|infographic by: Indi Samarajiva|
This little starlet of learning research is both well-established and deceptively simple. Introduced by multimedia learning guru, Richard E. Mayer, it's at the core of what we do, but it has some important caveats. it's a staple concept in instructional design practice, and its overt relevance to interface design decisions makes it essential career food for Learning Interface Designers. Take a bite...
The gist: Your learners will learn better if you combine words (text or audio) with pictures (illustrations, photos, video, animation, etc.) as compared to words alone.
Key Details: The focus here is not on decorative graphics (which can waste cognitive power or distract focus), nor is it on representational graphics (eg. generic stock photo of topic), but rather on explanatory graphics: Graphics that help the learner process and interpret the information. These include:
- Relational graphics (like graphs for comparisons or interactive systems models),
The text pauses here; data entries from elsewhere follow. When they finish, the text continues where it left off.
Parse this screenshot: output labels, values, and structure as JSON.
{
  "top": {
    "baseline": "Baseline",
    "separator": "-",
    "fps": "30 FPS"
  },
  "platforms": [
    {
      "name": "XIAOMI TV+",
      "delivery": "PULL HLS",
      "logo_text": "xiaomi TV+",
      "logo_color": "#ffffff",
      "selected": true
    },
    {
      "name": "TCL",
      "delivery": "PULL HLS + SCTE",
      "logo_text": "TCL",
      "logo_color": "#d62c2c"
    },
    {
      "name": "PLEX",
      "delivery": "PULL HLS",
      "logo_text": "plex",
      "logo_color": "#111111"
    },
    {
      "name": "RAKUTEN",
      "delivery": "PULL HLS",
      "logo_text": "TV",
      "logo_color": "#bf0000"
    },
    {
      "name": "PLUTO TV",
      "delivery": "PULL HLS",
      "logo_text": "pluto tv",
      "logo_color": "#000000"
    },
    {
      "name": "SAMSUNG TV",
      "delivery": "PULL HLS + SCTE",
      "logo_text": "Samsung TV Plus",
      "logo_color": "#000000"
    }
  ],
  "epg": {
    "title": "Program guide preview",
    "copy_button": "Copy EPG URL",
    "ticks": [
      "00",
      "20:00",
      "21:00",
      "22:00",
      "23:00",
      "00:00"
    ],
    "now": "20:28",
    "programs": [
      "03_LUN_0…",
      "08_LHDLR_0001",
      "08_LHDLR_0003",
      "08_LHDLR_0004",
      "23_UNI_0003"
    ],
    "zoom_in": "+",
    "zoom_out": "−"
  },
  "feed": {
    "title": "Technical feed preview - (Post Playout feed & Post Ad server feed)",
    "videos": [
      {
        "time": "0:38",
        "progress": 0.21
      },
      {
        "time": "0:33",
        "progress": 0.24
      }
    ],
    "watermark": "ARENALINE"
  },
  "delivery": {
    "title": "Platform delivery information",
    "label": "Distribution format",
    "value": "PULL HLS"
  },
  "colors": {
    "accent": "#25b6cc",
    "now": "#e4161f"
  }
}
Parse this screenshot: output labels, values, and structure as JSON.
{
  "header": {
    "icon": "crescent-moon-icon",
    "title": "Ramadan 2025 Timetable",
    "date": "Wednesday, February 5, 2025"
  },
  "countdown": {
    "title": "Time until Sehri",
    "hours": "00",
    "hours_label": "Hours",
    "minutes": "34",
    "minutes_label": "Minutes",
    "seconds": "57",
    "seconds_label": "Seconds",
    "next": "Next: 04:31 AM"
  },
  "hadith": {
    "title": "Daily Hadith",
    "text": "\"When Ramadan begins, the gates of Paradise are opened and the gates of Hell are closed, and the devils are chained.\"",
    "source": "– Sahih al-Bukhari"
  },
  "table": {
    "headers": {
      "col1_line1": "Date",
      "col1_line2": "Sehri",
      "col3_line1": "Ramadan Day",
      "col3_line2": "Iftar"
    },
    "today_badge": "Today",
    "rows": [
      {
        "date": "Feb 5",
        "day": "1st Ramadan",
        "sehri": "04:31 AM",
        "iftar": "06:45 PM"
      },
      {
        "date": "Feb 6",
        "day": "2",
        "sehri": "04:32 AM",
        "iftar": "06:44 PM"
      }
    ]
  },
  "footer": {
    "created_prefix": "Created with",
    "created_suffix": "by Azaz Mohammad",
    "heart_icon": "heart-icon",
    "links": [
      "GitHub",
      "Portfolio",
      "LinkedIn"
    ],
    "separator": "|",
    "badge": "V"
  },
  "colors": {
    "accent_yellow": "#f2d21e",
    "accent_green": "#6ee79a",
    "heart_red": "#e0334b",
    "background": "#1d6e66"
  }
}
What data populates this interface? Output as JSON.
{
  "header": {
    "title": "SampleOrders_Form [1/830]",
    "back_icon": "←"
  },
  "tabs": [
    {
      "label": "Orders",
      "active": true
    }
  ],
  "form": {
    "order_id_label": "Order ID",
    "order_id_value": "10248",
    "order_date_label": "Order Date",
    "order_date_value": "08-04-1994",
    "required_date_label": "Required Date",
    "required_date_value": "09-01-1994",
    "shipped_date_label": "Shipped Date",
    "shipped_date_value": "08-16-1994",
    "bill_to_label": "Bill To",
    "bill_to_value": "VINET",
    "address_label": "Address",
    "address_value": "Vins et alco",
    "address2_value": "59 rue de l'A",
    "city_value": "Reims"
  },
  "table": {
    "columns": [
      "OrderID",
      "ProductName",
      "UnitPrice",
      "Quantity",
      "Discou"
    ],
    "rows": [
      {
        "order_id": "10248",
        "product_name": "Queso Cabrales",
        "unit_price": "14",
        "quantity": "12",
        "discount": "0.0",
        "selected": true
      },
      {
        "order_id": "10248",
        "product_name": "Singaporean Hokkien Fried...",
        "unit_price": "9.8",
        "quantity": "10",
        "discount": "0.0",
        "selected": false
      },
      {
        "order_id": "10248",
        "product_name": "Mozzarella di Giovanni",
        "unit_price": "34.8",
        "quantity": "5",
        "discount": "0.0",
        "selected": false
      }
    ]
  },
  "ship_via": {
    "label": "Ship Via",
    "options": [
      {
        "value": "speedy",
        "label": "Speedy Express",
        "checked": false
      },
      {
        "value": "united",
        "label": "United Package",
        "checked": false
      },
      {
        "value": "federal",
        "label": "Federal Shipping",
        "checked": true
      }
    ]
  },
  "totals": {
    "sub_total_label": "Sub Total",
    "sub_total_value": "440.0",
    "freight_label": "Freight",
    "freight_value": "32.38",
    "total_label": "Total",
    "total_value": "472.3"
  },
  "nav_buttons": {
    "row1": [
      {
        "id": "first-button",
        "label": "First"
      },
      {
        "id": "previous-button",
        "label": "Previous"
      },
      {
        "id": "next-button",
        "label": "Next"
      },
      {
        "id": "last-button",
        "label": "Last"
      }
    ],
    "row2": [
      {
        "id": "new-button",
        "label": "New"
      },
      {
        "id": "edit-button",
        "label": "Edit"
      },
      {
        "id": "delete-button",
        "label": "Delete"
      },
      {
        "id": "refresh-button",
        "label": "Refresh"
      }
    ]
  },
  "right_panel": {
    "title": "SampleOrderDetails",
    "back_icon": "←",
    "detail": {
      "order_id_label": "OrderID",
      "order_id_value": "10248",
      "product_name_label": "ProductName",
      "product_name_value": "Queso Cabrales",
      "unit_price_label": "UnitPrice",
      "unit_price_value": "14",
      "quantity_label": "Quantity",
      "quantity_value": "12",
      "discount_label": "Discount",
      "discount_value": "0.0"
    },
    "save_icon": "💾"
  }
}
- Graphic organizers (which organize concepts discussed in the text)
- Transitional graphics (which show change over time)
- Graphics that show things that are otherwise invisible (atomic structure, greenhouse gas flow, global movement of money, etc.)
For more on graphics for learning, see the post: explanatory graphics.
Animations or static text? It depends. Research shows that animations (including video) are better for teaching motor skills, or hands-on procedures (see post: When to use animations for learning) while a series of static graphics (like a series of frames showing a process over time) perform better for promoting the understanding of processes. This is apparantly because we are hardwired to learn motor skills by observation since early on in our evolution. The understanding of complex processes, however, is not quite so primal. The problem with the animation is it does too much of the work for us and the pacing is not in our control, so we become passive viewers. In contrast, with a series of static images we are required to make connections internally and we can do so at our own pace.
The disclaimer: The above principle is not true for experts. That is to say, it mainly applies to novices. This is called the expertise reversal effect. It's not that experts will necessarily be harmed by having both words and pictures, it's just that they don't need them. They'll do just as well with one or the other - presumably because they have already developed their own visualizations as part of their mental models.
Go to the source: For more details, pick up the latest edition of E-Learning and the Science of Instruction by Ruth C. Clark and Richard E. Mayer.
For a summary of Mayer's complete list of principles, see the post: Mayer's Principles for the design of multimedia Learning.